> _To do_
The answer should be the records below, word for word, with every image left out.

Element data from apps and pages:
+++

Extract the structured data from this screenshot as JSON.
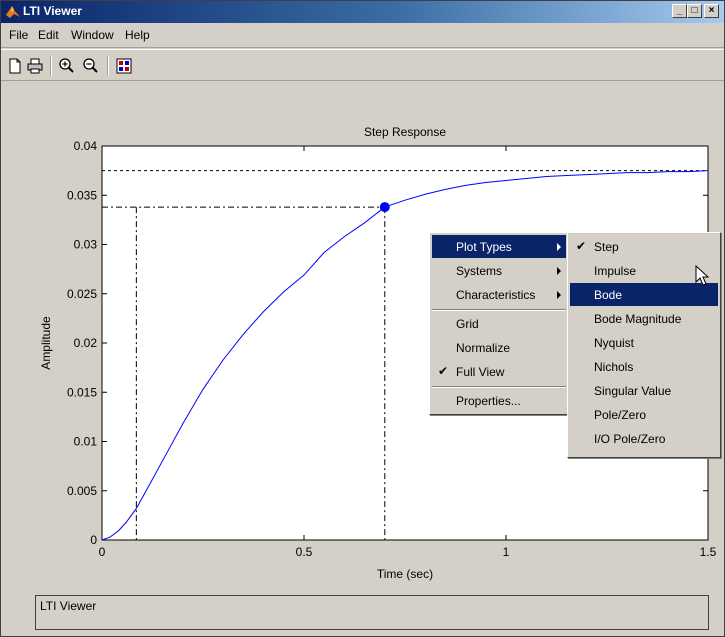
{
  "window": {
    "title": "LTI Viewer",
    "min_glyph": "_",
    "max_glyph": "□",
    "close_glyph": "×"
  },
  "menubar": {
    "items": [
      "File",
      "Edit",
      "Window",
      "Help"
    ]
  },
  "toolbar": {
    "icons": [
      "new-file-icon",
      "print-icon",
      "zoom-in-icon",
      "zoom-out-icon",
      "grid-view-icon"
    ]
  },
  "chart_data": {
    "type": "line",
    "title": "Step Response",
    "xlabel": "Time (sec)",
    "ylabel": "Amplitude",
    "xlim": [
      0,
      1.5
    ],
    "ylim": [
      0,
      0.04
    ],
    "xticks": [
      0,
      0.5,
      1,
      1.5
    ],
    "xtick_labels": [
      "0",
      "0.5",
      "1",
      "1.5"
    ],
    "yticks": [
      0,
      0.005,
      0.01,
      0.015,
      0.02,
      0.025,
      0.03,
      0.035,
      0.04
    ],
    "ytick_labels": [
      "0",
      "0.005",
      "0.01",
      "0.015",
      "0.02",
      "0.025",
      "0.03",
      "0.035",
      "0.04"
    ],
    "grid": false,
    "final_value": 0.0375,
    "marked_point": {
      "x": 0.7,
      "y": 0.0338
    },
    "characteristic_time": 0.085,
    "series": [
      {
        "color": "#0000ff",
        "x": [
          0,
          0.02,
          0.04,
          0.06,
          0.085,
          0.12,
          0.16,
          0.2,
          0.25,
          0.3,
          0.35,
          0.4,
          0.45,
          0.5,
          0.55,
          0.6,
          0.65,
          0.7,
          0.75,
          0.8,
          0.85,
          0.9,
          0.95,
          1.0,
          1.05,
          1.1,
          1.15,
          1.2,
          1.25,
          1.3,
          1.35,
          1.4,
          1.45,
          1.5
        ],
        "y": [
          0,
          0.0003,
          0.0009,
          0.0018,
          0.0032,
          0.0058,
          0.0088,
          0.0118,
          0.0153,
          0.0183,
          0.0209,
          0.0232,
          0.0252,
          0.0269,
          0.0292,
          0.0308,
          0.0322,
          0.0338,
          0.0345,
          0.0351,
          0.0356,
          0.036,
          0.0363,
          0.0365,
          0.0367,
          0.0369,
          0.037,
          0.0371,
          0.0372,
          0.0373,
          0.0373,
          0.0374,
          0.0374,
          0.0375
        ]
      }
    ]
  },
  "context_menu": {
    "items": [
      {
        "label": "Plot Types",
        "submenu": true,
        "selected": true
      },
      {
        "label": "Systems",
        "submenu": true
      },
      {
        "label": "Characteristics",
        "submenu": true
      },
      {
        "separator": true
      },
      {
        "label": "Grid"
      },
      {
        "label": "Normalize"
      },
      {
        "label": "Full View",
        "checked": true
      },
      {
        "separator": true
      },
      {
        "label": "Properties..."
      }
    ],
    "check_glyph": "✔"
  },
  "submenu": {
    "items": [
      {
        "label": "Step",
        "checked": true
      },
      {
        "label": "Impulse"
      },
      {
        "label": "Bode",
        "selected": true
      },
      {
        "label": "Bode Magnitude"
      },
      {
        "label": "Nyquist"
      },
      {
        "label": "Nichols"
      },
      {
        "label": "Singular Value"
      },
      {
        "label": "Pole/Zero"
      },
      {
        "label": "I/O Pole/Zero"
      }
    ]
  },
  "status": {
    "text": "LTI Viewer"
  }
}
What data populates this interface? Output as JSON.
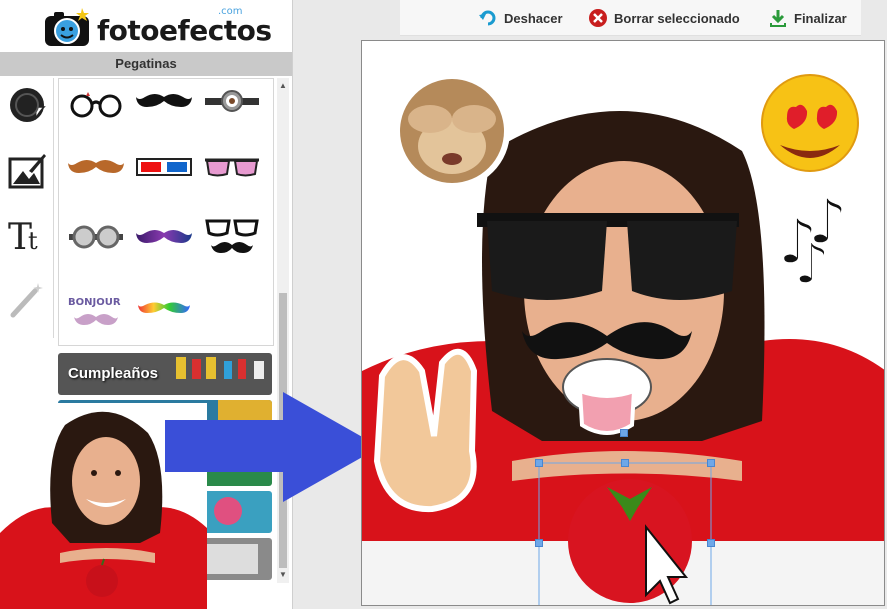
{
  "brand": {
    "name": "fotoefectos",
    "com": ".com"
  },
  "panel": {
    "section_title": "Pegatinas"
  },
  "tools": [
    {
      "name": "stickers-tool",
      "icon": "sticker-icon"
    },
    {
      "name": "backgrounds-tool",
      "icon": "paint-image-icon"
    },
    {
      "name": "text-tool",
      "icon": "text-icon"
    },
    {
      "name": "effects-tool",
      "icon": "magic-wand-icon"
    }
  ],
  "stickers": [
    {
      "name": "glasses-round",
      "icon": "round-glasses-icon"
    },
    {
      "name": "mustache-black",
      "icon": "mustache-icon"
    },
    {
      "name": "minion-goggles",
      "icon": "goggles-icon"
    },
    {
      "name": "mustache-brown",
      "icon": "mustache-icon"
    },
    {
      "name": "3d-glasses",
      "icon": "3d-glasses-icon"
    },
    {
      "name": "pink-glasses",
      "icon": "sunglasses-icon"
    },
    {
      "name": "steampunk-goggles",
      "icon": "goggles-icon"
    },
    {
      "name": "galaxy-mustache",
      "icon": "mustache-icon"
    },
    {
      "name": "glasses-mustache",
      "icon": "glasses-mustache-icon"
    },
    {
      "name": "bonjour-text",
      "label": "BONJOUR"
    },
    {
      "name": "rainbow-mustache",
      "icon": "mustache-icon"
    }
  ],
  "categories": [
    {
      "label": "Cumpleaños"
    }
  ],
  "toolbar": {
    "undo_label": "Deshacer",
    "delete_label": "Borrar seleccionado",
    "finish_label": "Finalizar"
  },
  "colors": {
    "accent": "#3a4fd8",
    "undo": "#1a9bd0",
    "delete": "#c81e1e",
    "finish": "#2a9a3a",
    "shirt": "#d8121a"
  }
}
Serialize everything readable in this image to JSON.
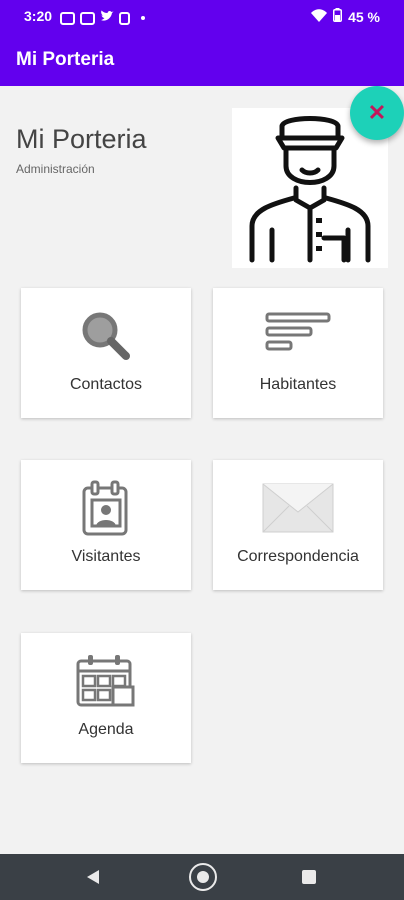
{
  "status_bar": {
    "time": "3:20",
    "left_icons": [
      "youtube-icon",
      "twitch-icon",
      "twitter-icon",
      "sim-icon"
    ],
    "battery": "45 %"
  },
  "app_bar": {
    "title": "Mi Porteria"
  },
  "header": {
    "title": "Mi Porteria",
    "subtitle": "Administración"
  },
  "fab": {
    "icon": "close-icon",
    "symbol": "✕"
  },
  "menu": {
    "items": [
      {
        "label": "Contactos",
        "icon": "search-icon"
      },
      {
        "label": "Habitantes",
        "icon": "list-icon"
      },
      {
        "label": "Visitantes",
        "icon": "visitor-badge-icon"
      },
      {
        "label": "Correspondencia",
        "icon": "envelope-icon"
      },
      {
        "label": "Agenda",
        "icon": "calendar-icon"
      }
    ]
  },
  "colors": {
    "primary": "#6200ee",
    "fab": "#1dd1b8",
    "fab_icon": "#c2185b",
    "nav_bar": "#3a4046"
  }
}
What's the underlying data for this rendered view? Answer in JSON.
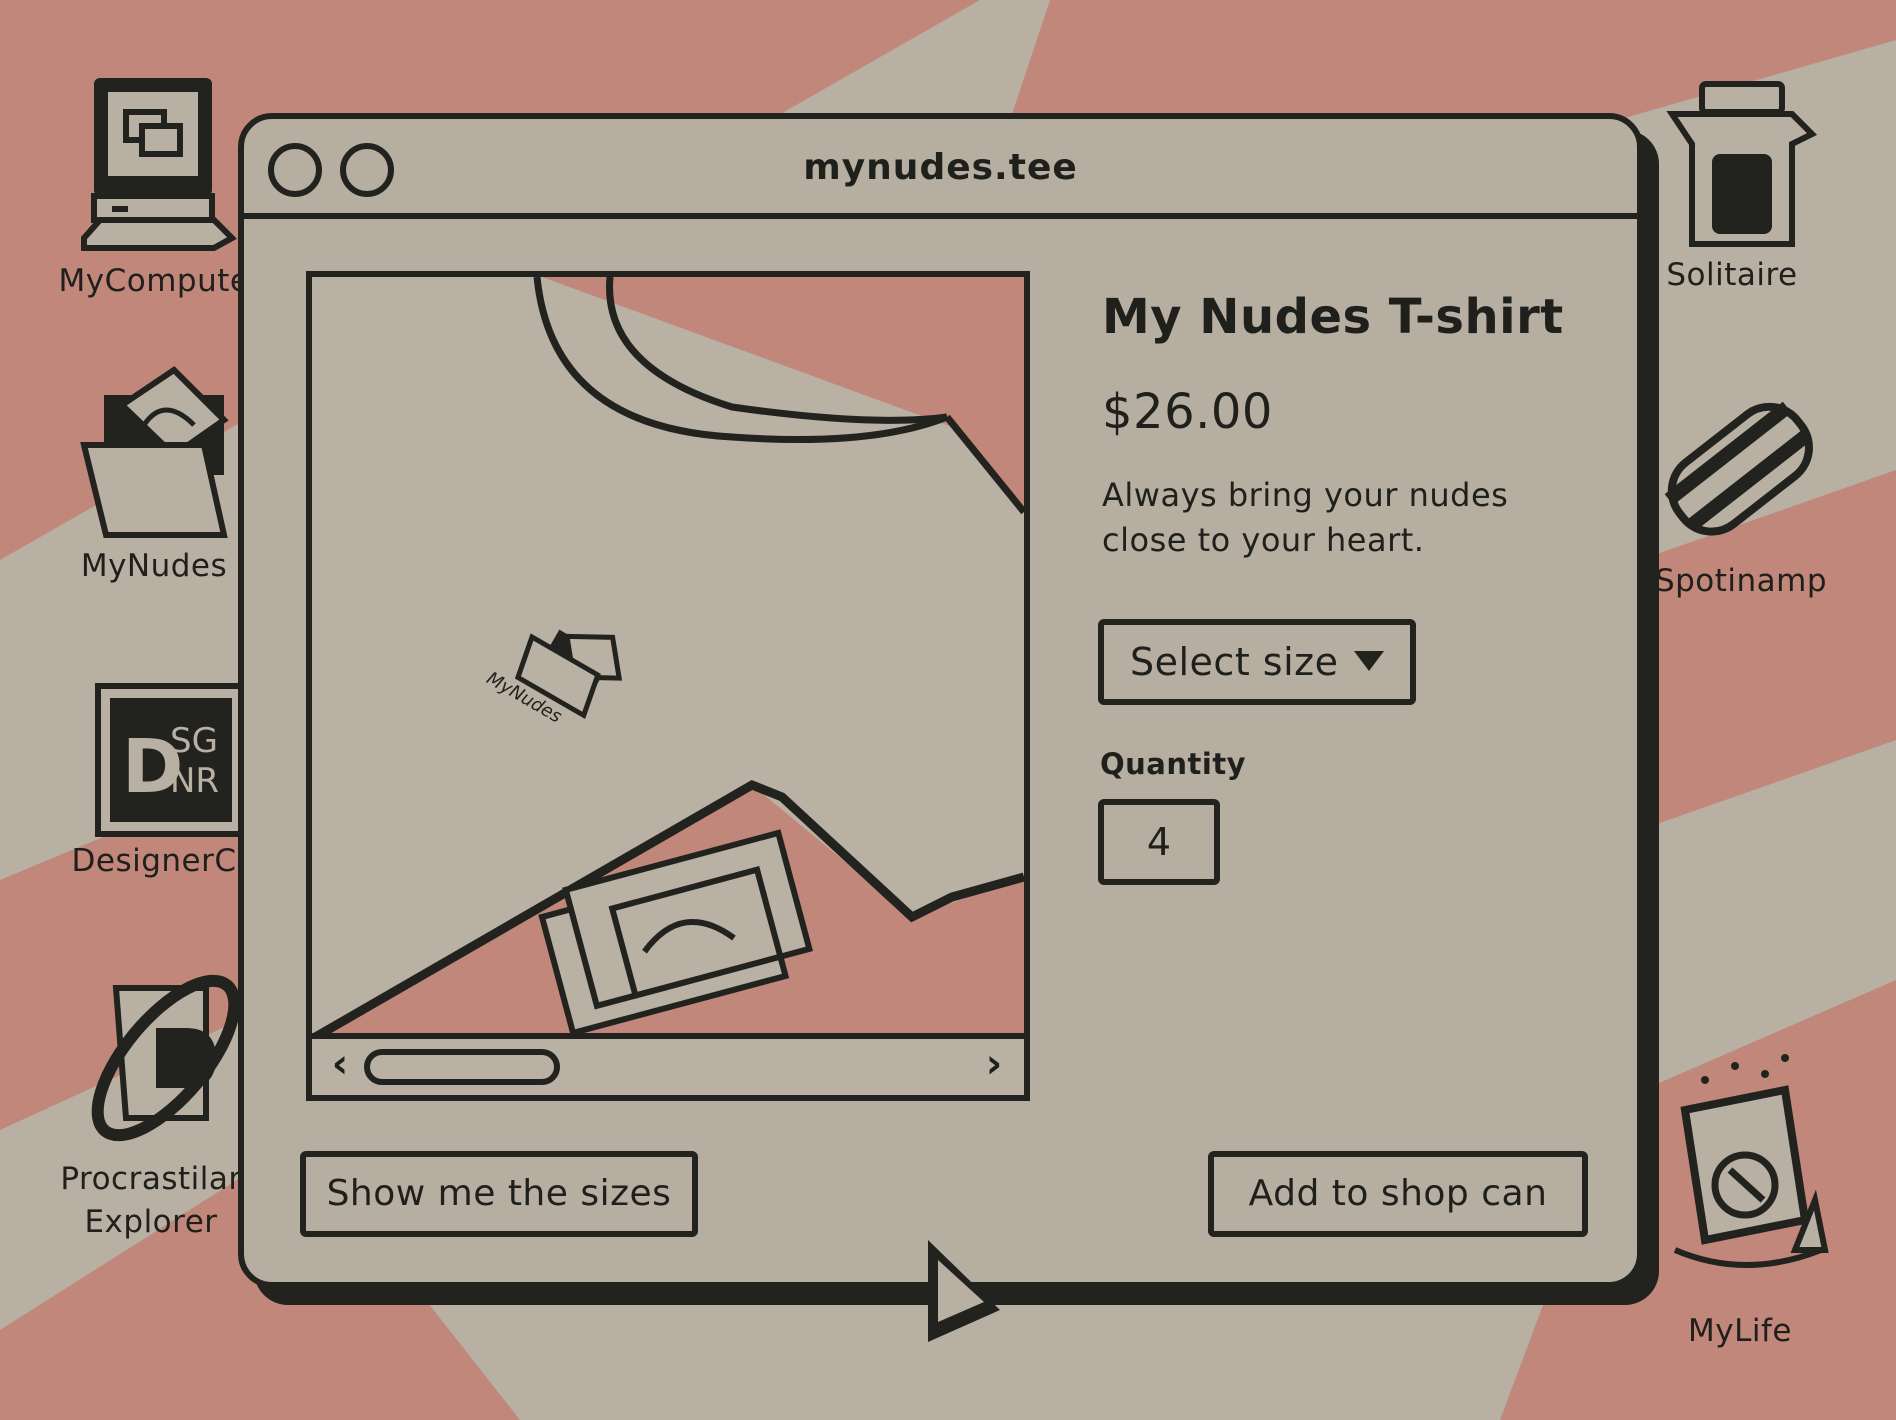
{
  "desktop": {
    "icons_left": [
      {
        "label": "MyCompute",
        "icon": "computer-icon"
      },
      {
        "label": "MyNudes",
        "icon": "folder-icon"
      },
      {
        "label": "DesignerC",
        "icon": "dsgnr-icon"
      },
      {
        "label_line1": "Procrastilar",
        "label_line2": "Explorer",
        "icon": "browser-icon"
      }
    ],
    "icons_right": [
      {
        "label": "Solitaire",
        "icon": "cards-icon"
      },
      {
        "label": "Spotinamp",
        "icon": "music-icon"
      },
      {
        "label": "MyLife",
        "icon": "trash-icon"
      }
    ],
    "dsgnr_text": {
      "big": "D",
      "top": "SG",
      "bottom": "NR"
    }
  },
  "window": {
    "title": "mynudes.tee"
  },
  "gallery": {
    "print_label": "MyNudes",
    "prev_label": "‹",
    "next_label": "›"
  },
  "product": {
    "title": "My Nudes T-shirt",
    "price": "$26.00",
    "description": "Always bring your nudes close to your heart.",
    "size_select": {
      "selected": "Select size"
    },
    "quantity_label": "Quantity",
    "quantity_value": "4"
  },
  "actions": {
    "sizes_label": "Show me the sizes",
    "cart_label": "Add to shop can"
  },
  "colors": {
    "background": "#b8b0a3",
    "accent": "#c0877a",
    "ink": "#22221f",
    "window": "#b5aea1"
  }
}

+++

> _Answer section_
Extract the structured data from this screenshot as JSON.
{
  "window": {
    "title": "LTI Viewer",
    "min_glyph": "_",
    "max_glyph": "□",
    "close_glyph": "×"
  },
  "menubar": {
    "items": [
      "File",
      "Edit",
      "Window",
      "Help"
    ]
  },
  "toolbar": {
    "icons": [
      "new-file-icon",
      "print-icon",
      "zoom-in-icon",
      "zoom-out-icon",
      "grid-view-icon"
    ]
  },
  "chart_data": {
    "type": "line",
    "title": "Step Response",
    "xlabel": "Time (sec)",
    "ylabel": "Amplitude",
    "xlim": [
      0,
      1.5
    ],
    "ylim": [
      0,
      0.04
    ],
    "xticks": [
      0,
      0.5,
      1,
      1.5
    ],
    "xtick_labels": [
      "0",
      "0.5",
      "1",
      "1.5"
    ],
    "yticks": [
      0,
      0.005,
      0.01,
      0.015,
      0.02,
      0.025,
      0.03,
      0.035,
      0.04
    ],
    "ytick_labels": [
      "0",
      "0.005",
      "0.01",
      "0.015",
      "0.02",
      "0.025",
      "0.03",
      "0.035",
      "0.04"
    ],
    "grid": false,
    "final_value": 0.0375,
    "marked_point": {
      "x": 0.7,
      "y": 0.0338
    },
    "characteristic_time": 0.085,
    "series": [
      {
        "color": "#0000ff",
        "x": [
          0,
          0.02,
          0.04,
          0.06,
          0.085,
          0.12,
          0.16,
          0.2,
          0.25,
          0.3,
          0.35,
          0.4,
          0.45,
          0.5,
          0.55,
          0.6,
          0.65,
          0.7,
          0.75,
          0.8,
          0.85,
          0.9,
          0.95,
          1.0,
          1.05,
          1.1,
          1.15,
          1.2,
          1.25,
          1.3,
          1.35,
          1.4,
          1.45,
          1.5
        ],
        "y": [
          0,
          0.0003,
          0.0009,
          0.0018,
          0.0032,
          0.0058,
          0.0088,
          0.0118,
          0.0153,
          0.0183,
          0.0209,
          0.0232,
          0.0252,
          0.0269,
          0.0292,
          0.0308,
          0.0322,
          0.0338,
          0.0345,
          0.0351,
          0.0356,
          0.036,
          0.0363,
          0.0365,
          0.0367,
          0.0369,
          0.037,
          0.0371,
          0.0372,
          0.0373,
          0.0373,
          0.0374,
          0.0374,
          0.0375
        ]
      }
    ]
  },
  "context_menu": {
    "items": [
      {
        "label": "Plot Types",
        "submenu": true,
        "selected": true
      },
      {
        "label": "Systems",
        "submenu": true
      },
      {
        "label": "Characteristics",
        "submenu": true
      },
      {
        "separator": true
      },
      {
        "label": "Grid"
      },
      {
        "label": "Normalize"
      },
      {
        "label": "Full View",
        "checked": true
      },
      {
        "separator": true
      },
      {
        "label": "Properties..."
      }
    ],
    "check_glyph": "✔"
  },
  "submenu": {
    "items": [
      {
        "label": "Step",
        "checked": true
      },
      {
        "label": "Impulse"
      },
      {
        "label": "Bode",
        "selected": true
      },
      {
        "label": "Bode Magnitude"
      },
      {
        "label": "Nyquist"
      },
      {
        "label": "Nichols"
      },
      {
        "label": "Singular Value"
      },
      {
        "label": "Pole/Zero"
      },
      {
        "label": "I/O Pole/Zero"
      }
    ]
  },
  "status": {
    "text": "LTI Viewer"
  }
}
What data populates this interface? Output as JSON.
{
  "brand": {
    "name": "fotoefectos",
    "com": ".com"
  },
  "panel": {
    "section_title": "Pegatinas"
  },
  "tools": [
    {
      "name": "stickers-tool",
      "icon": "sticker-icon"
    },
    {
      "name": "backgrounds-tool",
      "icon": "paint-image-icon"
    },
    {
      "name": "text-tool",
      "icon": "text-icon"
    },
    {
      "name": "effects-tool",
      "icon": "magic-wand-icon"
    }
  ],
  "stickers": [
    {
      "name": "glasses-round",
      "icon": "round-glasses-icon"
    },
    {
      "name": "mustache-black",
      "icon": "mustache-icon"
    },
    {
      "name": "minion-goggles",
      "icon": "goggles-icon"
    },
    {
      "name": "mustache-brown",
      "icon": "mustache-icon"
    },
    {
      "name": "3d-glasses",
      "icon": "3d-glasses-icon"
    },
    {
      "name": "pink-glasses",
      "icon": "sunglasses-icon"
    },
    {
      "name": "steampunk-goggles",
      "icon": "goggles-icon"
    },
    {
      "name": "galaxy-mustache",
      "icon": "mustache-icon"
    },
    {
      "name": "glasses-mustache",
      "icon": "glasses-mustache-icon"
    },
    {
      "name": "bonjour-text",
      "label": "BONJOUR"
    },
    {
      "name": "rainbow-mustache",
      "icon": "mustache-icon"
    }
  ],
  "categories": [
    {
      "label": "Cumpleaños"
    }
  ],
  "toolbar": {
    "undo_label": "Deshacer",
    "delete_label": "Borrar seleccionado",
    "finish_label": "Finalizar"
  },
  "colors": {
    "accent": "#3a4fd8",
    "undo": "#1a9bd0",
    "delete": "#c81e1e",
    "finish": "#2a9a3a",
    "shirt": "#d8121a"
  }
}
Serialize everything readable in this image to JSON.
{
  "status_bar": {
    "time": "3:20",
    "left_icons": [
      "youtube-icon",
      "twitch-icon",
      "twitter-icon",
      "sim-icon"
    ],
    "battery": "45 %"
  },
  "app_bar": {
    "title": "Mi Porteria"
  },
  "header": {
    "title": "Mi Porteria",
    "subtitle": "Administración"
  },
  "fab": {
    "icon": "close-icon",
    "symbol": "✕"
  },
  "menu": {
    "items": [
      {
        "label": "Contactos",
        "icon": "search-icon"
      },
      {
        "label": "Habitantes",
        "icon": "list-icon"
      },
      {
        "label": "Visitantes",
        "icon": "visitor-badge-icon"
      },
      {
        "label": "Correspondencia",
        "icon": "envelope-icon"
      },
      {
        "label": "Agenda",
        "icon": "calendar-icon"
      }
    ]
  },
  "colors": {
    "primary": "#6200ee",
    "fab": "#1dd1b8",
    "fab_icon": "#c2185b",
    "nav_bar": "#3a4046"
  }
}
What's the underlying data for this rendered view? Answer in JSON.
{
  "desktop": {
    "icons_left": [
      {
        "label": "MyCompute",
        "icon": "computer-icon"
      },
      {
        "label": "MyNudes",
        "icon": "folder-icon"
      },
      {
        "label": "DesignerC",
        "icon": "dsgnr-icon"
      },
      {
        "label_line1": "Procrastilar",
        "label_line2": "Explorer",
        "icon": "browser-icon"
      }
    ],
    "icons_right": [
      {
        "label": "Solitaire",
        "icon": "cards-icon"
      },
      {
        "label": "Spotinamp",
        "icon": "music-icon"
      },
      {
        "label": "MyLife",
        "icon": "trash-icon"
      }
    ],
    "dsgnr_text": {
      "big": "D",
      "top": "SG",
      "bottom": "NR"
    }
  },
  "window": {
    "title": "mynudes.tee"
  },
  "gallery": {
    "print_label": "MyNudes",
    "prev_label": "‹",
    "next_label": "›"
  },
  "product": {
    "title": "My Nudes T-shirt",
    "price": "$26.00",
    "description": "Always bring your nudes close to your heart.",
    "size_select": {
      "selected": "Select size"
    },
    "quantity_label": "Quantity",
    "quantity_value": "4"
  },
  "actions": {
    "sizes_label": "Show me the sizes",
    "cart_label": "Add to shop can"
  },
  "colors": {
    "background": "#b8b0a3",
    "accent": "#c0877a",
    "ink": "#22221f",
    "window": "#b5aea1"
  }
}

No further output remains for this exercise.